According to local regulations, that money should be used to buy stocks, but many investors have kept their holdings in cash to take advantage of the appreciating currency.
"If the money is not used to buy local stocks within one month after it's remitted into Taiwan, the central bank informs the regulatory agency to show our concern over its intention," said Perng, who was referring to the Taiwan Stock Exchange Corporation as the main regulatory body.
The new Taiwan dollar has appreciated nearly 10 percent against the U.S dollar since last October, from NT$33.435 six months ago to its NT$30.832 close yesterday, which Perng blamed on the influx of "short-term capital" or "hot money."
"If our trade surplus was very large, certainly our currency would rise," Perng said. "But Taiwan's trade surplus is only about US$700 million in the first two months of this year, so there's no reason for the Taiwan dollar to appreciate."

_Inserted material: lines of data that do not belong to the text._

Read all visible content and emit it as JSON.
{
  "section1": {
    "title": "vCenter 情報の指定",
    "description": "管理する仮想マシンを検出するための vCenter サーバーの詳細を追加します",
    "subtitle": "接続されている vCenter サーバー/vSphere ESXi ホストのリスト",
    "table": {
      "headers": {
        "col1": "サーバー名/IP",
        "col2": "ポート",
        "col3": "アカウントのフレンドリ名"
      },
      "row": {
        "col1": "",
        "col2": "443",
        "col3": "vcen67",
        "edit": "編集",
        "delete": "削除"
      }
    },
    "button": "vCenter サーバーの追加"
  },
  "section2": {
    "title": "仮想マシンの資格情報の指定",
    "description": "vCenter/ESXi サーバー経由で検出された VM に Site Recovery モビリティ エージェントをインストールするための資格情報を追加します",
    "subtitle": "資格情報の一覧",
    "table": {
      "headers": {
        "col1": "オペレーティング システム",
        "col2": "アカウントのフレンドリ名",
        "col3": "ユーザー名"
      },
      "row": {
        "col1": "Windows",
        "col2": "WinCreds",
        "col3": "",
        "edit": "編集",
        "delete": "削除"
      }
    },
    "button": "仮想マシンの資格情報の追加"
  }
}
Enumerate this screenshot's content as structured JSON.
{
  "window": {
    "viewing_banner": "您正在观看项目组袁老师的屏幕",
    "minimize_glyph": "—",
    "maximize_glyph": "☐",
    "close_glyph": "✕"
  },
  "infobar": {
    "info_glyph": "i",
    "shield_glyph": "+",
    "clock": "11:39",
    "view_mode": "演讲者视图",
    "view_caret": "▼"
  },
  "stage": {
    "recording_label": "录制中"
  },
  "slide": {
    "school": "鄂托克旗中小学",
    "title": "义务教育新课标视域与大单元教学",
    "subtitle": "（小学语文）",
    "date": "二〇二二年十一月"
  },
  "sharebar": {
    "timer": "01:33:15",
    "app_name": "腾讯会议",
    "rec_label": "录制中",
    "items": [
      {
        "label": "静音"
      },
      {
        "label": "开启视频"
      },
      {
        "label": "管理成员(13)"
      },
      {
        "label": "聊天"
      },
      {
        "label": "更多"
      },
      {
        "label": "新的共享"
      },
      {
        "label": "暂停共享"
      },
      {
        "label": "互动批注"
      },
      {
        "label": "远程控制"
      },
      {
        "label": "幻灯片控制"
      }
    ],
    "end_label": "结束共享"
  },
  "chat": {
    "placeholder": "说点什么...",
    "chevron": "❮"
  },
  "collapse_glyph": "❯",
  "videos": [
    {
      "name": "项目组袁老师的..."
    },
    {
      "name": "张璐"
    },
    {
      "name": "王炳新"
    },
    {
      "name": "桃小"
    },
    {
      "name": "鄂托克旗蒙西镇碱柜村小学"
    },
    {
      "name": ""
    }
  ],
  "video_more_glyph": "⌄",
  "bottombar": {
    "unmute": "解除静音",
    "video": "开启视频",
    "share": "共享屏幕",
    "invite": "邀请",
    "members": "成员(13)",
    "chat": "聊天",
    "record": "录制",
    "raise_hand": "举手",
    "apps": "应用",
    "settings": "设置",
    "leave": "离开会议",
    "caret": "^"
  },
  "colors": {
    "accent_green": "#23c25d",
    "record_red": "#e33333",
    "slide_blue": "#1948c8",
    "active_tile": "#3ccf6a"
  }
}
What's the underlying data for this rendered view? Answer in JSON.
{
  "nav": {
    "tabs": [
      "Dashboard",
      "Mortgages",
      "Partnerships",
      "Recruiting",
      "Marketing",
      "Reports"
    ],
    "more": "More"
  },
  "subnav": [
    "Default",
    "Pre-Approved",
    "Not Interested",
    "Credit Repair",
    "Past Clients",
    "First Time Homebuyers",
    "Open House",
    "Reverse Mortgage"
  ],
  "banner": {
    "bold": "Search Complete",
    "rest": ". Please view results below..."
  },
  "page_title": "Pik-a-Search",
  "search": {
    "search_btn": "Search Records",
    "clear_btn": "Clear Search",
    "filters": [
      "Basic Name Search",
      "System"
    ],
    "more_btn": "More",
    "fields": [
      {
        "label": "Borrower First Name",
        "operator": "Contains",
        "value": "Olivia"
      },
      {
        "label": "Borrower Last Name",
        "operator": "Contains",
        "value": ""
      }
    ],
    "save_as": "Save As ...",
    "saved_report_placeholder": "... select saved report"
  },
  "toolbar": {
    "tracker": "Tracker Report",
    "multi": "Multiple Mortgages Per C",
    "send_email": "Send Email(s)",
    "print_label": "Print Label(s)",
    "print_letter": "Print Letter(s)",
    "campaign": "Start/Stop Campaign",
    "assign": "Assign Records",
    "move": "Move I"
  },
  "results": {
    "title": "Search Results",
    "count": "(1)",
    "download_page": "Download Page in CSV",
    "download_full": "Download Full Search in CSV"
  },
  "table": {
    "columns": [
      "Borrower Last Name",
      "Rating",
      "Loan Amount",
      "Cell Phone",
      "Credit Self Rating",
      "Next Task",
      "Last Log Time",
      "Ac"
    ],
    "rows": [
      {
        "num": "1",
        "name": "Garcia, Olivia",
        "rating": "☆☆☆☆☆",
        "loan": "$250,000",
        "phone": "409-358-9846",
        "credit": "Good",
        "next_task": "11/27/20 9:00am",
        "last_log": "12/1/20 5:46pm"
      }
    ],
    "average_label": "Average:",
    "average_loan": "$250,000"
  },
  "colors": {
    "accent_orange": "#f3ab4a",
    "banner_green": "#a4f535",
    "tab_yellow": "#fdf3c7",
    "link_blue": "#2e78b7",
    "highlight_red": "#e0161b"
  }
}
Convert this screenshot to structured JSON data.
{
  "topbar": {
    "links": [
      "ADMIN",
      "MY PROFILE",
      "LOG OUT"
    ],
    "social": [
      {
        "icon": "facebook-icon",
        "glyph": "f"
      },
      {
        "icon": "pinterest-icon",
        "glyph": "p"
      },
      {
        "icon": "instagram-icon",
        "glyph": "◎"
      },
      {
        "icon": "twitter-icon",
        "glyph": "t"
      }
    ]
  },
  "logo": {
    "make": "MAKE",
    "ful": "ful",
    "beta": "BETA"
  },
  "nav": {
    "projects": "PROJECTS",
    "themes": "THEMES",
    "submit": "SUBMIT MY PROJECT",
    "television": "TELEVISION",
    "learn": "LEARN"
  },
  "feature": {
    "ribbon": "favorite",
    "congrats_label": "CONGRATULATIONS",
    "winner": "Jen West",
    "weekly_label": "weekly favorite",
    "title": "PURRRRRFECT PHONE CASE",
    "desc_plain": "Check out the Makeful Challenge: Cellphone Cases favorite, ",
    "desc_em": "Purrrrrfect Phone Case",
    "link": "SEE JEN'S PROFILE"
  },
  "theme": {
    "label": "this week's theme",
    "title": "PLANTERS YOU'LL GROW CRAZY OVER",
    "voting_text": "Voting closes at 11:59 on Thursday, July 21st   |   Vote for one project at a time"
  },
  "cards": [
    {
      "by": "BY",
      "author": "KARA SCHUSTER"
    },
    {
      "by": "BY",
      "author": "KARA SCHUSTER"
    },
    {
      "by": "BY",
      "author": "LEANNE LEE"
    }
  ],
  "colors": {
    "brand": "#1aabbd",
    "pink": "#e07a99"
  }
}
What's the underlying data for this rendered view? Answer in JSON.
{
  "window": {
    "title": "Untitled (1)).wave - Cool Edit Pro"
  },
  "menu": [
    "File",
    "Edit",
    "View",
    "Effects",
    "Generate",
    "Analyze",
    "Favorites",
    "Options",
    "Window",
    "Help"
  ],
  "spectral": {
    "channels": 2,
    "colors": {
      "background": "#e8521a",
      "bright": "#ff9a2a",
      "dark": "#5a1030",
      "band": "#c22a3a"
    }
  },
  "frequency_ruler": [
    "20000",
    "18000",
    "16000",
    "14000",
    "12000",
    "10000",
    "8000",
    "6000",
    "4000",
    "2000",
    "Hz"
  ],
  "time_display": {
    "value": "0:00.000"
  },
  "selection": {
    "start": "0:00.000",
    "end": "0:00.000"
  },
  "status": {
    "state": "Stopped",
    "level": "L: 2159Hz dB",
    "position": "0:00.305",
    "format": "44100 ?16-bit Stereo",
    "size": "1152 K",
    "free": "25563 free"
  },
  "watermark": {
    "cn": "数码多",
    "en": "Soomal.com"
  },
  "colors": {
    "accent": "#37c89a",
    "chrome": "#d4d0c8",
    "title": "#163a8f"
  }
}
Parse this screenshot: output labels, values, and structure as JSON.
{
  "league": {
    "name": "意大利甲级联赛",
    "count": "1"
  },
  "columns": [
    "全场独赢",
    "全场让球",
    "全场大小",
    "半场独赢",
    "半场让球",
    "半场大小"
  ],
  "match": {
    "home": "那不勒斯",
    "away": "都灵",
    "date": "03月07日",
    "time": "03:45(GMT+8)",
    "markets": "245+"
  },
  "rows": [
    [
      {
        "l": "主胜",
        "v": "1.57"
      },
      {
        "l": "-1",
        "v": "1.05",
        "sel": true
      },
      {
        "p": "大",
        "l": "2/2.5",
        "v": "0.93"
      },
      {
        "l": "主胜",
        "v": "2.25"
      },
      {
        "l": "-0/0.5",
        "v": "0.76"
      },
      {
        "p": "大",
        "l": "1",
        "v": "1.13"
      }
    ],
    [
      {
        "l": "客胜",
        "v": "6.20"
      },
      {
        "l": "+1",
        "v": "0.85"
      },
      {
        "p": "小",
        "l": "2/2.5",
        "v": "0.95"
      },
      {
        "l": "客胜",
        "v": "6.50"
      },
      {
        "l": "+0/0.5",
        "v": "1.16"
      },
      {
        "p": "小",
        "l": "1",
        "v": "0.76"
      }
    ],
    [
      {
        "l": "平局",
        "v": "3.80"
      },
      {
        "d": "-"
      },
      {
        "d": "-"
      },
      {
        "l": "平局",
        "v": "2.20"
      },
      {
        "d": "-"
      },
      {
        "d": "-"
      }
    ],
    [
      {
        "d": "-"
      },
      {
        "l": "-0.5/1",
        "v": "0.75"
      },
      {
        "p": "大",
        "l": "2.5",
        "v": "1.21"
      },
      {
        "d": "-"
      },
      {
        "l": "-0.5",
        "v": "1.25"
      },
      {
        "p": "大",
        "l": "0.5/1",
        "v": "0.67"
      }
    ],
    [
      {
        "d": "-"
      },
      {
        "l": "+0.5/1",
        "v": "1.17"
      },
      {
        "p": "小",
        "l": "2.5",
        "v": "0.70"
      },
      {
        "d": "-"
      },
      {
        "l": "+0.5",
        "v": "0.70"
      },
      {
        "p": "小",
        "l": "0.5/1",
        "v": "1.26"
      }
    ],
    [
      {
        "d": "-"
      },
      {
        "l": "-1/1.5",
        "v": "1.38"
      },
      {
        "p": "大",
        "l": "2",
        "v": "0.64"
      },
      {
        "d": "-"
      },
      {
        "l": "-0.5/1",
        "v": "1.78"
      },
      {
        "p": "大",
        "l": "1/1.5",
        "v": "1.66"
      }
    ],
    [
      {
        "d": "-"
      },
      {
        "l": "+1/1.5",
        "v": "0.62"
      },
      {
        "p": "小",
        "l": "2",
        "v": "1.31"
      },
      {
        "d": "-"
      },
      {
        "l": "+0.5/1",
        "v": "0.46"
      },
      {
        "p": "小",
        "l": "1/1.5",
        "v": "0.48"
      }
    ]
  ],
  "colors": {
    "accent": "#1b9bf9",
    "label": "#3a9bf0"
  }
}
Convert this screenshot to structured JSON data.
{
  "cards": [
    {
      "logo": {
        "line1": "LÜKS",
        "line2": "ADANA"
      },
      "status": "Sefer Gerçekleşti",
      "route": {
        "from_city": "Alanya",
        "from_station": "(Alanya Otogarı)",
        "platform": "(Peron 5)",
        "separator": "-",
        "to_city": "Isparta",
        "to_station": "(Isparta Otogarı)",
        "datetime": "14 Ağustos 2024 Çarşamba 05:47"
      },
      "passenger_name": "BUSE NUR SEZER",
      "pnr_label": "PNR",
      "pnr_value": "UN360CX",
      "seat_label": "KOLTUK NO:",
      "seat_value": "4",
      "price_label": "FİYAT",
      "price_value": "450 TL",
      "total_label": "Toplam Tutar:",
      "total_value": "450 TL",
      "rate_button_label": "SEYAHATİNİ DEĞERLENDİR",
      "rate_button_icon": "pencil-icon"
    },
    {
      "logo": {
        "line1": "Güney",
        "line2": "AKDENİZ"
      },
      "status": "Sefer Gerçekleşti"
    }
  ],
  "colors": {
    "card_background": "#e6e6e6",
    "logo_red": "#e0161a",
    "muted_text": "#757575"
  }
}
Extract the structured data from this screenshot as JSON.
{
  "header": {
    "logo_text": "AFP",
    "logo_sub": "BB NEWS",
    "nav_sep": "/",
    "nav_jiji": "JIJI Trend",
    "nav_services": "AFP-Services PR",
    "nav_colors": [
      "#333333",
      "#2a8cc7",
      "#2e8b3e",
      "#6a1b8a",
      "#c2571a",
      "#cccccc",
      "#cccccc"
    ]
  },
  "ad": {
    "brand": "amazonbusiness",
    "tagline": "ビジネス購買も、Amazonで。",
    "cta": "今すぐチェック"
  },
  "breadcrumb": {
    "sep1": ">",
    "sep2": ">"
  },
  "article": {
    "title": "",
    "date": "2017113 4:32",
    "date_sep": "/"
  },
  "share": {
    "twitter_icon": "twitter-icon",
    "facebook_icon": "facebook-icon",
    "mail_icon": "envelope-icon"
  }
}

Given that the appreciation is due to the speculative and sudden influx of short-term capital, Perng pledged that the bank "would make adjustments to avoid large fluctuations in accordance with our given authority."
Confirming reports
While confirming a report in yesterday's Commercial Times that there were at least three foreign institutions holding large deposits of Taiwan dollars that had not bought stocks for between six months and one year, Perng said that the institutions had remitted their money abroad about one month ago under the central bank's "moral persuasion."
Perng said deposits of local currency in the hands of foreign investors has stayed steady at NT$150 billion, under what he described as the central bank's intensive and effective monitoring.
Perng also suggested that the central bank was able to keep the Taiwan dollar's exchange rate within a range of "dynamic stability."
"We can do it," he said, noting that the currency's fluctuation would be milder with central bank intervention than left to the whims of the market.
Despite Perng's confidence, most legislators were skeptical of the bank's powers of "moral persuasion," and some argued that the government needed to review its financial liberalization policies.
Legislator Julian Kuo, of the Democratic Progressive Party, said that foreign investors are currently allowed to buy Taiwan dollars without having to buy local shares first. As a result, he said, large amounts of money pour into Taiwan's foreign exchange market.
Kuo suggested that officials abolish the system allowing investors to immediately exchange their foreign currencies for Taiwan dollars, and require them to commit to purchasing shares first.
Taiwan had a mechanism that served as a buffer against hot money, the Qualified Foreign Institutional Investor system, but when it was canceled in October 2003, the local currency's exchange rate remained stable, Perng responded.
What drew the speculators, he said, was Morgan Stanley's decision to raise the weight of Taiwan's stock market in its international investment index.
Perng would not comment on whether the Taiwan dollar will continue to appreciate, for fear of influencing market expectations.
"Making foreign exchange forecasts is like tossing a coin. You get it right only half the time. Making forecasts involves a lot of risks. It can flip overnight," Perng said.


Updated : 2021-10-22 18:38 GMT+08:00